An exact copy of all the data is the expected answer.

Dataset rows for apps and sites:
>>>

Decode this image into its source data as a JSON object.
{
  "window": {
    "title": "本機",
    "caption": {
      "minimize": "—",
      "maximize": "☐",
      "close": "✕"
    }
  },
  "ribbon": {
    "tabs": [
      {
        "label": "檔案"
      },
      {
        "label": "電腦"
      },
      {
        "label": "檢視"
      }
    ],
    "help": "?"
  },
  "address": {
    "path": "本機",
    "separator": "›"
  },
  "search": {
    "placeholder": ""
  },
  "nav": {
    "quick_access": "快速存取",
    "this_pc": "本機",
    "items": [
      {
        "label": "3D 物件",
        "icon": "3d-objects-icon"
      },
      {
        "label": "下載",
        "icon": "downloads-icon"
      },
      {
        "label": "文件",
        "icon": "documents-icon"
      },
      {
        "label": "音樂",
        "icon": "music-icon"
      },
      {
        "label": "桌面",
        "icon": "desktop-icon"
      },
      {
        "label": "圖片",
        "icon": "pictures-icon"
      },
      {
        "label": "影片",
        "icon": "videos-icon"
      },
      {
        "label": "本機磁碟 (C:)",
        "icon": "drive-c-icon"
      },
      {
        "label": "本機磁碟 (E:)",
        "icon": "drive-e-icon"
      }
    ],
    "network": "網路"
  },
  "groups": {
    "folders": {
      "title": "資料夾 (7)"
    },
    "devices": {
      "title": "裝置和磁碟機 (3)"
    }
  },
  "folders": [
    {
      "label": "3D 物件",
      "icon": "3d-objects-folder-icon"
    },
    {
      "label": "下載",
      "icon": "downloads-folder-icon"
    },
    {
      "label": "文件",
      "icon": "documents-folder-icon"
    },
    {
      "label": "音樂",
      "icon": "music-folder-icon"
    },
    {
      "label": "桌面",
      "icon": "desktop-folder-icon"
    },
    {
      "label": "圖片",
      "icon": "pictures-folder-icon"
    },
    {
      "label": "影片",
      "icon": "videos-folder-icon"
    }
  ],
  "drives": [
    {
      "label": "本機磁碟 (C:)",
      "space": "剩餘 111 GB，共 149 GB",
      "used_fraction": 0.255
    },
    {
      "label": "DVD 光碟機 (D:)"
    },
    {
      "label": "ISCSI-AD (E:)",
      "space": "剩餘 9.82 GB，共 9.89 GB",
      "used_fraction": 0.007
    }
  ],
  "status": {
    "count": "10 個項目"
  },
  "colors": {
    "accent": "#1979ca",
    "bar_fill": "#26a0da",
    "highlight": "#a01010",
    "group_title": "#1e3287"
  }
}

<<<

Written reply:
Decode this image into its source data as a JSON object.
{
  "window": {
    "title": "本機",
    "caption": {
      "minimize": "—",
      "maximize": "☐",
      "close": "✕"
    }
  },
  "ribbon": {
    "tabs": [
      {
        "label": "檔案"
      },
      {
        "label": "電腦"
      },
      {
        "label": "檢視"
      }
    ],
    "help": "?"
  },
  "address": {
    "path": "本機",
    "separator": "›"
  },
  "search": {
    "placeholder": ""
  },
  "nav": {
    "quick_access": "快速存取",
    "this_pc": "本機",
    "items": [
      {
        "label": "3D 物件",
        "icon": "3d-objects-icon"
      },
      {
        "label": "下載",
        "icon": "downloads-icon"
      },
      {
        "label": "文件",
        "icon": "documents-icon"
      },
      {
        "label": "音樂",
        "icon": "music-icon"
      },
      {
        "label": "桌面",
        "icon": "desktop-icon"
      },
      {
        "label": "圖片",
        "icon": "pictures-icon"
      },
      {
        "label": "影片",
        "icon": "videos-icon"
      },
      {
        "label": "本機磁碟 (C:)",
        "icon": "drive-c-icon"
      },
      {
        "label": "本機磁碟 (E:)",
        "icon": "drive-e-icon"
      }
    ],
    "network": "網路"
  },
  "groups": {
    "folders": {
      "title": "資料夾 (7)"
    },
    "devices": {
      "title": "裝置和磁碟機 (3)"
    }
  },
  "folders": [
    {
      "label": "3D 物件",
      "icon": "3d-objects-folder-icon"
    },
    {
      "label": "下載",
      "icon": "downloads-folder-icon"
    },
    {
      "label": "文件",
      "icon": "documents-folder-icon"
    },
    {
      "label": "音樂",
      "icon": "music-folder-icon"
    },
    {
      "label": "桌面",
      "icon": "desktop-folder-icon"
    },
    {
      "label": "圖片",
      "icon": "pictures-folder-icon"
    },
    {
      "label": "影片",
      "icon": "videos-folder-icon"
    }
  ],
  "drives": [
    {
      "label": "本機磁碟 (C:)",
      "space": "剩餘 111 GB，共 149 GB",
      "used_fraction": 0.255
    },
    {
      "label": "DVD 光碟機 (D:)"
    },
    {
      "label": "ISCSI-AD (E:)",
      "space": "剩餘 9.82 GB，共 9.89 GB",
      "used_fraction": 0.007
    }
  ],
  "status": {
    "count": "10 個項目"
  },
  "colors": {
    "accent": "#1979ca",
    "bar_fill": "#26a0da",
    "highlight": "#a01010",
    "group_title": "#1e3287"
  }
}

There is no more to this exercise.